DATASET:

<<<<

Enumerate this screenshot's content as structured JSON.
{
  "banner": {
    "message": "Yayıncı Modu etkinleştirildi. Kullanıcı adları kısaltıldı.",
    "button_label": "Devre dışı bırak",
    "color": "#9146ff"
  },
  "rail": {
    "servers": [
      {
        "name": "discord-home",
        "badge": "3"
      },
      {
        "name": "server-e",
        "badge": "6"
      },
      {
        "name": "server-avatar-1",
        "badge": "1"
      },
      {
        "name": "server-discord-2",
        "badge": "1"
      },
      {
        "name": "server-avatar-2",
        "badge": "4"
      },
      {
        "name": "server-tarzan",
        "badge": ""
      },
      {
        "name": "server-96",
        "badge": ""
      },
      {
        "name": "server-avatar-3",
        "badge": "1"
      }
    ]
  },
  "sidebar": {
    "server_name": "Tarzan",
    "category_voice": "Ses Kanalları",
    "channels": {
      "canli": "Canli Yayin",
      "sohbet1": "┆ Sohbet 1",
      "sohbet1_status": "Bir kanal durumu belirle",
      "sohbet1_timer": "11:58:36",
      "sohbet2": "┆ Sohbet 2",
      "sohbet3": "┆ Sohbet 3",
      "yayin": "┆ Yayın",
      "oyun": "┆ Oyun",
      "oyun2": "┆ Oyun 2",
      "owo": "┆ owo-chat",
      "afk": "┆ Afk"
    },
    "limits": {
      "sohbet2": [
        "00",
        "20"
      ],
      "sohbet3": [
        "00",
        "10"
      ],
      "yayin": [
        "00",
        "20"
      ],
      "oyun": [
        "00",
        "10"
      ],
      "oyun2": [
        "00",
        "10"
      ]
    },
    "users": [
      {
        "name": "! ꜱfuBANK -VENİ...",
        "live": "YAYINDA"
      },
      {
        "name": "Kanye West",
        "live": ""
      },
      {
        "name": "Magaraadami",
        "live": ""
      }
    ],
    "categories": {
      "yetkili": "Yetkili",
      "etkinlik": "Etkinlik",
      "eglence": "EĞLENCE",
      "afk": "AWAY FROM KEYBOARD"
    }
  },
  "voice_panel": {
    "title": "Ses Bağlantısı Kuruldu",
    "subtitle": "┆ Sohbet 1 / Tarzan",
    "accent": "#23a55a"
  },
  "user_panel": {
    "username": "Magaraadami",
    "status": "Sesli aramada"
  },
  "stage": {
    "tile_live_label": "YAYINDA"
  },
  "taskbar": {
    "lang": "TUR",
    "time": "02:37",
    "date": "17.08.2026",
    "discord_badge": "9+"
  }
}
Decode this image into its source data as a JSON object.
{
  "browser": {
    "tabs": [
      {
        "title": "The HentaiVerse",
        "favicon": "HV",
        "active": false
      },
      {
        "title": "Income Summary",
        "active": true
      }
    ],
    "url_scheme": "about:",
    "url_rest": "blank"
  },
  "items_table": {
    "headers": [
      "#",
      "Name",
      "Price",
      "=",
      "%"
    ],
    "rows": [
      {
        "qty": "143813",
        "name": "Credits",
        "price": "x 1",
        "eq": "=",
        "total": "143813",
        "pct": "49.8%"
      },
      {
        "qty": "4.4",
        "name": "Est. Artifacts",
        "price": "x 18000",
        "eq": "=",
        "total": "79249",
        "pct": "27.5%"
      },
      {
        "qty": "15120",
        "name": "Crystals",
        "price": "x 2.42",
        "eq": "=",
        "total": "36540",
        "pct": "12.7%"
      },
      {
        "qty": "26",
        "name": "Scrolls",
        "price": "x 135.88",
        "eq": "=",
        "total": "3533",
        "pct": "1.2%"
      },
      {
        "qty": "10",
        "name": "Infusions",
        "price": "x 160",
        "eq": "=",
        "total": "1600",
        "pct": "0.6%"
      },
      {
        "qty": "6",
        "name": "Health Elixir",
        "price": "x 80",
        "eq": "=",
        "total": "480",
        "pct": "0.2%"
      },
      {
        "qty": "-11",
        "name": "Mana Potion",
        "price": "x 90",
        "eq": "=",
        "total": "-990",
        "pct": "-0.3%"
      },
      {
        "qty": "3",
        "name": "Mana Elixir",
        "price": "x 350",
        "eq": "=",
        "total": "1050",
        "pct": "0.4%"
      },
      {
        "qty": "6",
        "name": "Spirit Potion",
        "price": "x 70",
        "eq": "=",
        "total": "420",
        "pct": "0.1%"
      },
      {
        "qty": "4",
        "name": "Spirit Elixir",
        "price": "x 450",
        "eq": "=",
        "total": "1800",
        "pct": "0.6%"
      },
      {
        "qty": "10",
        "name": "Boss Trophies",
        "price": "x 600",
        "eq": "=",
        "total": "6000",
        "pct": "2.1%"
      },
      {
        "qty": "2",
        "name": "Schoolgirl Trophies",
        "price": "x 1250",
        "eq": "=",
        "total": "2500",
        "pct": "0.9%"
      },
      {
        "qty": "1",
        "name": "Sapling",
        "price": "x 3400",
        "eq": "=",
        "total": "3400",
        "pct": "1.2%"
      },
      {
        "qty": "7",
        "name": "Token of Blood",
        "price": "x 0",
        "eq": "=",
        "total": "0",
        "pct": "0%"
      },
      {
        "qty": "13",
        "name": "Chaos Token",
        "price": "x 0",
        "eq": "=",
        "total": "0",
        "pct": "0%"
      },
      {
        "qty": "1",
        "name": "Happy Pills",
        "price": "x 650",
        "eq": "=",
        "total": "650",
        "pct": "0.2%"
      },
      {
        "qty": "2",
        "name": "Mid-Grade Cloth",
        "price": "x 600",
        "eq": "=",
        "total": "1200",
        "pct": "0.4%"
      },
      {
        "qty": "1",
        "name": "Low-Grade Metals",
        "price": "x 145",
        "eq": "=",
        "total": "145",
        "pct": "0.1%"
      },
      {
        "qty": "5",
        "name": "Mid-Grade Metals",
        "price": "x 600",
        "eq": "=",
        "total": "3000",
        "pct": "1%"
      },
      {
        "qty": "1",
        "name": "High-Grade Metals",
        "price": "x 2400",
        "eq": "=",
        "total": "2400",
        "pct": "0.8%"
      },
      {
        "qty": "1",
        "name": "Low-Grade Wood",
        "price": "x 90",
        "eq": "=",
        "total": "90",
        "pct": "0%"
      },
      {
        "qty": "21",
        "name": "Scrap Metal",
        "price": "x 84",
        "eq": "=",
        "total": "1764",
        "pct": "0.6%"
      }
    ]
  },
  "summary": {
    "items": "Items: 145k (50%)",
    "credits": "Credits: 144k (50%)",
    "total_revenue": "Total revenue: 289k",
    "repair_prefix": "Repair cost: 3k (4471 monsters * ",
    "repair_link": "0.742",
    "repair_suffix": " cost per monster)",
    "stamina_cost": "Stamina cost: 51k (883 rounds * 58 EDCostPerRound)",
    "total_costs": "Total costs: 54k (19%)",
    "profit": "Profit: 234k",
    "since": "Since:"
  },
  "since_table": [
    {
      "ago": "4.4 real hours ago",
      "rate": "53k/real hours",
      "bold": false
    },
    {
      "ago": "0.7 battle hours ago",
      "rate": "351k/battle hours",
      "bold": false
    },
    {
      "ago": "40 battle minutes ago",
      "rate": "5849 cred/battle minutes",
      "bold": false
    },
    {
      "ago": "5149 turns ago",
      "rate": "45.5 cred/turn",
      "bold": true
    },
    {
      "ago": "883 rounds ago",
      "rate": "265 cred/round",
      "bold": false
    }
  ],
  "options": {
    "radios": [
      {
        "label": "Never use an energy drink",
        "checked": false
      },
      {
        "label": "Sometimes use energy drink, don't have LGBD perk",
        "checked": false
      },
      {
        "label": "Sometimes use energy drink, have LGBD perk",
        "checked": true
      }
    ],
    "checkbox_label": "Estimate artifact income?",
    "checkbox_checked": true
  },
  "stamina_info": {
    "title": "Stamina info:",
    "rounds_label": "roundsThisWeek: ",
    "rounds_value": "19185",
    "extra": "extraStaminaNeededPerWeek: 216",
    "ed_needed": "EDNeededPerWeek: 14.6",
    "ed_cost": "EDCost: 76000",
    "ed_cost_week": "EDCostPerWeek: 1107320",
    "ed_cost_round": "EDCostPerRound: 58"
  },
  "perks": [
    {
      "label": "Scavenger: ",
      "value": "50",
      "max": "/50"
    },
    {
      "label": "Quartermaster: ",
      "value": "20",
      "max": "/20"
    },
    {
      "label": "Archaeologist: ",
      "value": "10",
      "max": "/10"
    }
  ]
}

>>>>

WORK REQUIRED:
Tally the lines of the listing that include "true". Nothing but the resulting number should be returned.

ANSWER BOX:
4